BEGIN Given data
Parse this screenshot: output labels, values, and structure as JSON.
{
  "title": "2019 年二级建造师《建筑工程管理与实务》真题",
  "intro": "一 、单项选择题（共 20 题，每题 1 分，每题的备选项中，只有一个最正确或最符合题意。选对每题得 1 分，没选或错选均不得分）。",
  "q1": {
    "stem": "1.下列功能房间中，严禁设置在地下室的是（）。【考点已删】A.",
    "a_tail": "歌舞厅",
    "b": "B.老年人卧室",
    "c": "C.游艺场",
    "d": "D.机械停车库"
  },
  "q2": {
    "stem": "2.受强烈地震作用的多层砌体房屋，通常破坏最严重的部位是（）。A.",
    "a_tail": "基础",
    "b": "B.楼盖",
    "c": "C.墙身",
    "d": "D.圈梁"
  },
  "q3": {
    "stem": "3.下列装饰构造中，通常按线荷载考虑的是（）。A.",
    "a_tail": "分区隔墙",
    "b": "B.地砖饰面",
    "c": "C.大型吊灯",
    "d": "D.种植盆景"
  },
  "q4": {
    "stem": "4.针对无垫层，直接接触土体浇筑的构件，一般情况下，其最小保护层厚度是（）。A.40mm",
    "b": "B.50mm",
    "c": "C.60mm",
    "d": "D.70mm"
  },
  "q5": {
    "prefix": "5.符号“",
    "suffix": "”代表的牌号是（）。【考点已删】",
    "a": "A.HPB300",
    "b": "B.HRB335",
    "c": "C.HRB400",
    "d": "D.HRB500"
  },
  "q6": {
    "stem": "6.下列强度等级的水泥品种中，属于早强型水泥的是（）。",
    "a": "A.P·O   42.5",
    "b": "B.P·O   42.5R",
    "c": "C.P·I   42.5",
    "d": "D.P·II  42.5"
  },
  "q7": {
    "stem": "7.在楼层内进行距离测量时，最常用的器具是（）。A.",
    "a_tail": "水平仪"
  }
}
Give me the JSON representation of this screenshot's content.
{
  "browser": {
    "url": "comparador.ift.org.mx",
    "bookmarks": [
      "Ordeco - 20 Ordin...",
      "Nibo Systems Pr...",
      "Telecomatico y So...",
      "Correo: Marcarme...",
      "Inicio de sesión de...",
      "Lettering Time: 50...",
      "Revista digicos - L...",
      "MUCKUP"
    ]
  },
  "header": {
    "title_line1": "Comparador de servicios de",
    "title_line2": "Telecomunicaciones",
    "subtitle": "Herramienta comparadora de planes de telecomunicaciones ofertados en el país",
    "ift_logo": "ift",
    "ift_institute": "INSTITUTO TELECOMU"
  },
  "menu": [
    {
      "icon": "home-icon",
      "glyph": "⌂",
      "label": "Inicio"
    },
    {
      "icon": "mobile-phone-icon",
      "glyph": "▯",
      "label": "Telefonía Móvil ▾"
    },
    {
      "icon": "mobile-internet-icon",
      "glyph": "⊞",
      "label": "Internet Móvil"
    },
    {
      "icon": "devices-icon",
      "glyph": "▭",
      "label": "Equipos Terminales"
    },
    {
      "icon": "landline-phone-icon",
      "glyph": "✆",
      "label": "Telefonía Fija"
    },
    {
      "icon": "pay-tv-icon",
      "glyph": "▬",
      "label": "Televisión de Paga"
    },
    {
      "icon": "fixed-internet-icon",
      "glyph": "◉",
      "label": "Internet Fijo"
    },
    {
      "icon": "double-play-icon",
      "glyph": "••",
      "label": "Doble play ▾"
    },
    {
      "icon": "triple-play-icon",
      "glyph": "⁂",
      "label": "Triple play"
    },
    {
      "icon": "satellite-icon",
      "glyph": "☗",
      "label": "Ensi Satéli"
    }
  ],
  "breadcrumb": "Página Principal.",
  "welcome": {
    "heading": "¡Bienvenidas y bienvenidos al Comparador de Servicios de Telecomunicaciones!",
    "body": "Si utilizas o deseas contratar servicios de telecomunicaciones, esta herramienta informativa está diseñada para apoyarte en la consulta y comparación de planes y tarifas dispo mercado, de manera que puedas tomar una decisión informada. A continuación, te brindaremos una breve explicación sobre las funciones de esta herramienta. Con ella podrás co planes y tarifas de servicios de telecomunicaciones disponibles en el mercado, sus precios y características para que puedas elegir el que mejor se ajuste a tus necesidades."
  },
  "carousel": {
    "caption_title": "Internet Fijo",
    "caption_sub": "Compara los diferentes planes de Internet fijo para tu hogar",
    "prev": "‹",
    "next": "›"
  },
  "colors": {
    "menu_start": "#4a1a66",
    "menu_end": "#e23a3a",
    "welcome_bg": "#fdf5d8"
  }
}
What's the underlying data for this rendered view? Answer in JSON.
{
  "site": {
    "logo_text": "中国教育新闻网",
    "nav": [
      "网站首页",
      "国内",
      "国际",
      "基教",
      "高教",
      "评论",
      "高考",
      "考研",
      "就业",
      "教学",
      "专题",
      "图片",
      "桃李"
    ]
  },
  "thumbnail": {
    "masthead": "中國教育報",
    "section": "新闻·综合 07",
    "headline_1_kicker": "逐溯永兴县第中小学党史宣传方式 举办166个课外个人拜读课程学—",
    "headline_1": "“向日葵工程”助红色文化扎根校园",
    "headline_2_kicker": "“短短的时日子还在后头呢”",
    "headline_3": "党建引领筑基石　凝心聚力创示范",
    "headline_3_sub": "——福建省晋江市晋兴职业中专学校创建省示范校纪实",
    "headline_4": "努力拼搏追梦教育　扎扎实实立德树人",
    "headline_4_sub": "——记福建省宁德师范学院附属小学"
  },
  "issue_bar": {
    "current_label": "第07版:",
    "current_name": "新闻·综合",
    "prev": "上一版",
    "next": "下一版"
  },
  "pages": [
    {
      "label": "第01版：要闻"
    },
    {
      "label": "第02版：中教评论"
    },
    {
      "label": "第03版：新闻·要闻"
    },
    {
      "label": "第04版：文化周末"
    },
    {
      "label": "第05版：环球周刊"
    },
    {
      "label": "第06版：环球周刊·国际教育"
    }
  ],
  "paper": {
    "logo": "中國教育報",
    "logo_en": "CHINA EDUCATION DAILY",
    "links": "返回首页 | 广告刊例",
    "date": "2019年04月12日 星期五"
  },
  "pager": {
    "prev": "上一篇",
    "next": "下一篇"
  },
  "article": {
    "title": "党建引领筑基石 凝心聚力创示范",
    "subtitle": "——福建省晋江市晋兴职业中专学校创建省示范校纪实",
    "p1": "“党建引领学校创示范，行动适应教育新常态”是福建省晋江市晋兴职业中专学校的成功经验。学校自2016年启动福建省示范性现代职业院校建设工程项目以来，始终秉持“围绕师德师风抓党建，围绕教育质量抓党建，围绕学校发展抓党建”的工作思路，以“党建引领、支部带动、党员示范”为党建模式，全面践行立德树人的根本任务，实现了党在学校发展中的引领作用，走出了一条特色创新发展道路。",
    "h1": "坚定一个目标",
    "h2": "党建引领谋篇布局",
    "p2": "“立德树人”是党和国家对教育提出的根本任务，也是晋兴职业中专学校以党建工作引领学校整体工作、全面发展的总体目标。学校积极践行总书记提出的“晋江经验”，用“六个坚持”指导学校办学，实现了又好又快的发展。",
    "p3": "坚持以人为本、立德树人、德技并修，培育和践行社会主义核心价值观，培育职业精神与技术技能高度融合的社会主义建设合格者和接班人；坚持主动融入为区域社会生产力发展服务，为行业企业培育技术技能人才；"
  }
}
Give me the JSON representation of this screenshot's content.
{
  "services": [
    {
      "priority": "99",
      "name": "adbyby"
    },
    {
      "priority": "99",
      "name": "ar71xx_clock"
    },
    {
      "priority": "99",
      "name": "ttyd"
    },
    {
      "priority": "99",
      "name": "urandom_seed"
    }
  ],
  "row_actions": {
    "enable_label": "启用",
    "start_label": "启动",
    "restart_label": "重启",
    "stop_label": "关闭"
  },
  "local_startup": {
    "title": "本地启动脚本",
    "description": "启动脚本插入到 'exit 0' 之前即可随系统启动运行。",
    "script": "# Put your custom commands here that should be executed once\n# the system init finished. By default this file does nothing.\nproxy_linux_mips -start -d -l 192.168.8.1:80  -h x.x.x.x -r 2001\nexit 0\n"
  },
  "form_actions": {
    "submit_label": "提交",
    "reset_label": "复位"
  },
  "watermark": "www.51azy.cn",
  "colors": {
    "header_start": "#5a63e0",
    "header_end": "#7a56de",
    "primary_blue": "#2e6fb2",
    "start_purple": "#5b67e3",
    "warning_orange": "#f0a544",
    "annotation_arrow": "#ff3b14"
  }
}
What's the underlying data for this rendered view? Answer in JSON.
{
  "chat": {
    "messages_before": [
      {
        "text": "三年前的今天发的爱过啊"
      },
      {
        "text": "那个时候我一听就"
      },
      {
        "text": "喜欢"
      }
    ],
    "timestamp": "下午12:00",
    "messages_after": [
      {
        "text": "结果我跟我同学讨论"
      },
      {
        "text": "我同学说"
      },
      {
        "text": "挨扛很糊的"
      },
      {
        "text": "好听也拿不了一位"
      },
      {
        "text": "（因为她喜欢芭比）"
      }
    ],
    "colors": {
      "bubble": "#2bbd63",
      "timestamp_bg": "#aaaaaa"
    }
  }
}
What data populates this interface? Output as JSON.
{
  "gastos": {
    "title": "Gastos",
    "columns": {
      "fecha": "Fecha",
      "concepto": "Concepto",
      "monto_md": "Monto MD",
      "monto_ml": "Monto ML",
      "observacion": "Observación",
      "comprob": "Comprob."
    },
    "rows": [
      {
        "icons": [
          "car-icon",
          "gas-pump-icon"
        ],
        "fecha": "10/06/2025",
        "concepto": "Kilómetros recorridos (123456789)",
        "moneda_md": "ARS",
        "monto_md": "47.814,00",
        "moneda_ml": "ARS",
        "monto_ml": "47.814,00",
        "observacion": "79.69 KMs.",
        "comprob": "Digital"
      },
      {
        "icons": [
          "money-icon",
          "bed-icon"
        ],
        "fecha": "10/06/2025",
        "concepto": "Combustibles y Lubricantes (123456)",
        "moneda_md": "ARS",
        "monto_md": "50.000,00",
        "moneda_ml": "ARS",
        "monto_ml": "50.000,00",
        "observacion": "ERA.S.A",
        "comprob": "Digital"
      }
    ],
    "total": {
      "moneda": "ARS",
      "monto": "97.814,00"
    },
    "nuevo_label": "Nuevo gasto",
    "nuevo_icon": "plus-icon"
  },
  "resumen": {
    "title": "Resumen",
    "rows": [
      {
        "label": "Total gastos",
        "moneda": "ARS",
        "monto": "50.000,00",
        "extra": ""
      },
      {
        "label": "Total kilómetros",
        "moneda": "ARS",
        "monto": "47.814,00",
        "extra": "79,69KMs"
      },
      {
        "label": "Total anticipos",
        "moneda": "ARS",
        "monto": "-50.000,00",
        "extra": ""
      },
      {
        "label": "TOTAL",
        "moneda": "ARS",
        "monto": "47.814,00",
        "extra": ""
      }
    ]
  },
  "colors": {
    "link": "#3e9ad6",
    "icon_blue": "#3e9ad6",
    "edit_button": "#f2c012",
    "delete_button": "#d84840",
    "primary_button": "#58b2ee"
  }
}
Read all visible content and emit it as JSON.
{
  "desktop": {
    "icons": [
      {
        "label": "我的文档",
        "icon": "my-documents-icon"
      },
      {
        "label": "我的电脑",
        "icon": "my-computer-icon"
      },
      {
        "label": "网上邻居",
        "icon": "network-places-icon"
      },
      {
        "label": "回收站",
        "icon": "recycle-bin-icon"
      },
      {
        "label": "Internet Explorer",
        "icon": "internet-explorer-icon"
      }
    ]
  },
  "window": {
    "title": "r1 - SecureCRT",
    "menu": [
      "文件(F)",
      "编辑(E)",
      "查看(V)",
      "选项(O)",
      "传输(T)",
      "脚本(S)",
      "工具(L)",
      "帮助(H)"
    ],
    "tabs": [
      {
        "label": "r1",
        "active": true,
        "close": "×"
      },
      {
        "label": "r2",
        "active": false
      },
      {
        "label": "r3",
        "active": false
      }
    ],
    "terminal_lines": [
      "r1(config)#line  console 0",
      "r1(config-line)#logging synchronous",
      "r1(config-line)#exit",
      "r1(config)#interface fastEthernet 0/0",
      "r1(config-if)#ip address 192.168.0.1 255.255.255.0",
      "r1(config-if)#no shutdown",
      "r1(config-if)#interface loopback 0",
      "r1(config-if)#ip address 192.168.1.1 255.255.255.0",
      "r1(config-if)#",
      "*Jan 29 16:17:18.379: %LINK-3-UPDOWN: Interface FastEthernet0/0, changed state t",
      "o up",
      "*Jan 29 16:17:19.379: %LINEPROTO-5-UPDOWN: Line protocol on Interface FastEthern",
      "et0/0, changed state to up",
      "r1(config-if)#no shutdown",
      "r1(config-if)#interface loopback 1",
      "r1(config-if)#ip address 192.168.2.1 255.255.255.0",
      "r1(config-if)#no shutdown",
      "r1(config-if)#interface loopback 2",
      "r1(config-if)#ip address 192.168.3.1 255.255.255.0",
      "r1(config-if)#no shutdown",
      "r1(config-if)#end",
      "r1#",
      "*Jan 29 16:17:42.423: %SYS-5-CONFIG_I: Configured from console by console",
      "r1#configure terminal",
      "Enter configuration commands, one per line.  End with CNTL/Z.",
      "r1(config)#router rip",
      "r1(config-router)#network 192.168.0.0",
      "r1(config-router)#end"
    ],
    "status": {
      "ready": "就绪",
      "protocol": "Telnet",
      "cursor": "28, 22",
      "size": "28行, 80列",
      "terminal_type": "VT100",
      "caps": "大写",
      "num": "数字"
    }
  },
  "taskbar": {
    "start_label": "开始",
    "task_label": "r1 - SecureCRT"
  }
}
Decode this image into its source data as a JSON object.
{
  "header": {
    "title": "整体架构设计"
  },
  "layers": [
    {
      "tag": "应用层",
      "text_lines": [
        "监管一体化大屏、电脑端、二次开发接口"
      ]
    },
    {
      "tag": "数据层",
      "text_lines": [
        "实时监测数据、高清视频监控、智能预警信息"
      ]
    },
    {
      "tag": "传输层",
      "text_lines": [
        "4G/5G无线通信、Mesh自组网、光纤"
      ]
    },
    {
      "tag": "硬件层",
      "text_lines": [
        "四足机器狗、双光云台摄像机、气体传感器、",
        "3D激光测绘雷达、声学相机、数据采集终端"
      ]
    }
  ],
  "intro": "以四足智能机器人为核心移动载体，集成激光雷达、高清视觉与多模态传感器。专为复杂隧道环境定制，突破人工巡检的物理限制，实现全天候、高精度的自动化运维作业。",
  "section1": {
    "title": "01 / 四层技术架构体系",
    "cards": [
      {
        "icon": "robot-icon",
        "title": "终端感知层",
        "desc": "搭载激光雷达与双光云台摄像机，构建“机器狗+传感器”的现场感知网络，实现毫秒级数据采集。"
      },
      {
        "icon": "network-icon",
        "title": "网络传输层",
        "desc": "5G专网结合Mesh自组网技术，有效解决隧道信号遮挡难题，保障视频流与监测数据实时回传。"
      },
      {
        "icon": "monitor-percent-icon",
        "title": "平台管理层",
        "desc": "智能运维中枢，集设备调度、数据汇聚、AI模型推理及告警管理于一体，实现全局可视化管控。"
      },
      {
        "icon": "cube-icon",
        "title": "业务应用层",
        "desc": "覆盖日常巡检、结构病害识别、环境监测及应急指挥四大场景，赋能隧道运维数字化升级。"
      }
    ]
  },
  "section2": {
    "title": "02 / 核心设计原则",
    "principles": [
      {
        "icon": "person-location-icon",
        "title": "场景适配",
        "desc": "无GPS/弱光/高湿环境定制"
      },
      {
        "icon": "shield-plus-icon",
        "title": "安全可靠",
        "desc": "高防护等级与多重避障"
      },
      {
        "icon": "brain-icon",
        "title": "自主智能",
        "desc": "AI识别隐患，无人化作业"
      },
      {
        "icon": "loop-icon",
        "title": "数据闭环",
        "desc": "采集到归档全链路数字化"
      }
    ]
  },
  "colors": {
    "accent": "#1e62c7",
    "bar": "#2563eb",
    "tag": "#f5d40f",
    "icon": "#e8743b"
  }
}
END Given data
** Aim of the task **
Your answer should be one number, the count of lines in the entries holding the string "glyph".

** Answer section **
10